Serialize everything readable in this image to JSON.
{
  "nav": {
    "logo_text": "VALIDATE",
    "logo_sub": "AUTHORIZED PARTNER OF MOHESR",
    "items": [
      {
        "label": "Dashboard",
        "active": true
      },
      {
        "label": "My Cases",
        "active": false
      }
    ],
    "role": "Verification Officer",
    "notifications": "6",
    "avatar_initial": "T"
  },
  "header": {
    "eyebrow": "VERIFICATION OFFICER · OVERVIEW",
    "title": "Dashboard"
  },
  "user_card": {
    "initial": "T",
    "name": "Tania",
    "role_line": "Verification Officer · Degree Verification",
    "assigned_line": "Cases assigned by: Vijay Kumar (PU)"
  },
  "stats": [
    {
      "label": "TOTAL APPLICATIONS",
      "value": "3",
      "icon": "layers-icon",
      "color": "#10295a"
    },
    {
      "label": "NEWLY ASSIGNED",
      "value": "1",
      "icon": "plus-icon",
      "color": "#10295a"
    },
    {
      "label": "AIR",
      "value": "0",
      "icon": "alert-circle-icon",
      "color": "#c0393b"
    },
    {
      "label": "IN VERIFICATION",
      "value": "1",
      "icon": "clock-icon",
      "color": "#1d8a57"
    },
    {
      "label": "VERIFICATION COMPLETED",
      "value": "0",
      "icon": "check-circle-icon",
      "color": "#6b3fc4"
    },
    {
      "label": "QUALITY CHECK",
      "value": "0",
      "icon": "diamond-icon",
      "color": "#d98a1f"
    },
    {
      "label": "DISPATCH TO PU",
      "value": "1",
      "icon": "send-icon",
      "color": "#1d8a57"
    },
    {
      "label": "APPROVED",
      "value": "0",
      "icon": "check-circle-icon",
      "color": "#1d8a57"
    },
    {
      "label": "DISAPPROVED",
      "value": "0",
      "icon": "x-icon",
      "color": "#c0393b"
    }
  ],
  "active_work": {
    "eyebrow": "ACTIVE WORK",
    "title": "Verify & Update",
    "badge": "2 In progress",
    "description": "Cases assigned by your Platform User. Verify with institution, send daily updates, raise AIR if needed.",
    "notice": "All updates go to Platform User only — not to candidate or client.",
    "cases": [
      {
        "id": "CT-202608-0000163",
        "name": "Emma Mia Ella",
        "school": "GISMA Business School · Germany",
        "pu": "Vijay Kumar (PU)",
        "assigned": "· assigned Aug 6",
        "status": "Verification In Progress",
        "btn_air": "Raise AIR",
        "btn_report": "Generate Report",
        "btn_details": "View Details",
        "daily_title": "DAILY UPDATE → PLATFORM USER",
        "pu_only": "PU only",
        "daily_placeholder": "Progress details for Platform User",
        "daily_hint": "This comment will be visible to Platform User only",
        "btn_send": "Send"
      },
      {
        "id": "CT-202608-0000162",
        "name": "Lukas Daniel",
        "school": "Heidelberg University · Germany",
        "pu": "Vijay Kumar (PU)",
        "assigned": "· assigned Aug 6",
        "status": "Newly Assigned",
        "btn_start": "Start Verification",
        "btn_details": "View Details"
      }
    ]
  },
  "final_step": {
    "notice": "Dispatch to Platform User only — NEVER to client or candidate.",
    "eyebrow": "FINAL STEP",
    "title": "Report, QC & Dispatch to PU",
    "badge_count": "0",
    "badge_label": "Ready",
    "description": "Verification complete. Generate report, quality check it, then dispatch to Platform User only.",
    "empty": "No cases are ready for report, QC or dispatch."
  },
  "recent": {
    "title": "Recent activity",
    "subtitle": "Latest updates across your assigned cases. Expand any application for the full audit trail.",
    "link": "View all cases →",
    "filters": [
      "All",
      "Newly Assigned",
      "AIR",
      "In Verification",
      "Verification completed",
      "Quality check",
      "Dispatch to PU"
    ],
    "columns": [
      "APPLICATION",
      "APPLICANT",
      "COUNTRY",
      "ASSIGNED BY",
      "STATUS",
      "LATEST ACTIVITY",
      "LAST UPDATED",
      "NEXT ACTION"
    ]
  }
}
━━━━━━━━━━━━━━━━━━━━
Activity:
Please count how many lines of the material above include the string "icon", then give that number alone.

Solution to this exercise:
9